_Your assignment_
Reproduce every line of the data, exactly and without its pictures.

_Records to process_
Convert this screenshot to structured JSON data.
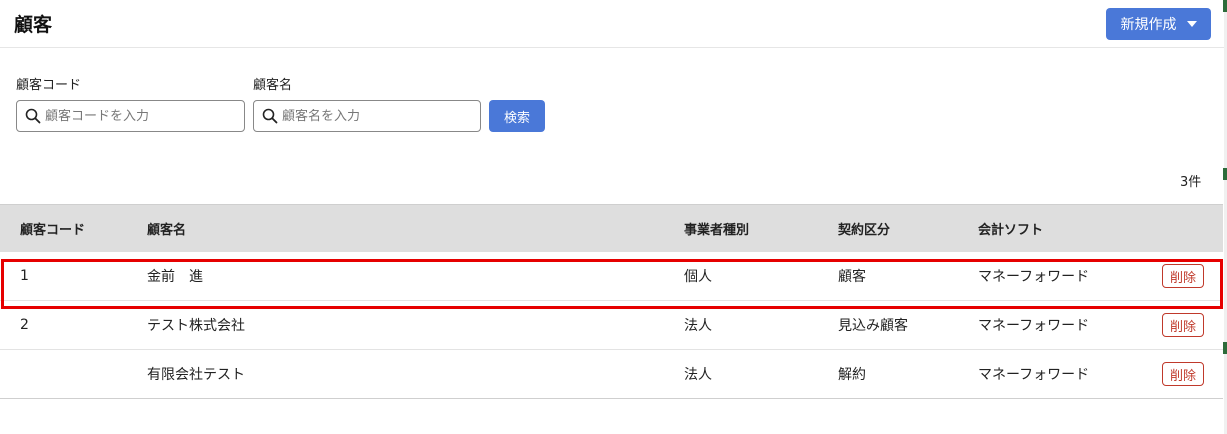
{
  "page": {
    "title": "顧客",
    "new_button_label": "新規作成"
  },
  "filters": {
    "code_label": "顧客コード",
    "code_placeholder": "顧客コードを入力",
    "name_label": "顧客名",
    "name_placeholder": "顧客名を入力",
    "search_button": "検索"
  },
  "result_count": "3件",
  "table": {
    "headers": [
      "顧客コード",
      "顧客名",
      "事業者種別",
      "契約区分",
      "会計ソフト"
    ],
    "rows": [
      {
        "code": "1",
        "name": "金前　進",
        "type": "個人",
        "contract": "顧客",
        "software": "マネーフォワード",
        "action": "削除"
      },
      {
        "code": "2",
        "name": "テスト株式会社",
        "type": "法人",
        "contract": "見込み顧客",
        "software": "マネーフォワード",
        "action": "削除"
      },
      {
        "code": "",
        "name": "有限会社テスト",
        "type": "法人",
        "contract": "解約",
        "software": "マネーフォワード",
        "action": "削除"
      }
    ]
  },
  "colors": {
    "accent": "#4a78d8",
    "delete": "#c0392b",
    "highlight": "#e60000",
    "header_bg": "#dedede"
  },
  "icons": {
    "search": "search-icon",
    "dropdown": "caret-down-icon"
  }
}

_Result below_
Convert this screenshot to structured JSON data.
{
  "page": {
    "title": "顧客",
    "new_button_label": "新規作成"
  },
  "filters": {
    "code_label": "顧客コード",
    "code_placeholder": "顧客コードを入力",
    "name_label": "顧客名",
    "name_placeholder": "顧客名を入力",
    "search_button": "検索"
  },
  "result_count": "3件",
  "table": {
    "headers": [
      "顧客コード",
      "顧客名",
      "事業者種別",
      "契約区分",
      "会計ソフト"
    ],
    "rows": [
      {
        "code": "1",
        "name": "金前　進",
        "type": "個人",
        "contract": "顧客",
        "software": "マネーフォワード",
        "action": "削除"
      },
      {
        "code": "2",
        "name": "テスト株式会社",
        "type": "法人",
        "contract": "見込み顧客",
        "software": "マネーフォワード",
        "action": "削除"
      },
      {
        "code": "",
        "name": "有限会社テスト",
        "type": "法人",
        "contract": "解約",
        "software": "マネーフォワード",
        "action": "削除"
      }
    ]
  },
  "colors": {
    "accent": "#4a78d8",
    "delete": "#c0392b",
    "highlight": "#e60000",
    "header_bg": "#dedede"
  },
  "icons": {
    "search": "search-icon",
    "dropdown": "caret-down-icon"
  }
}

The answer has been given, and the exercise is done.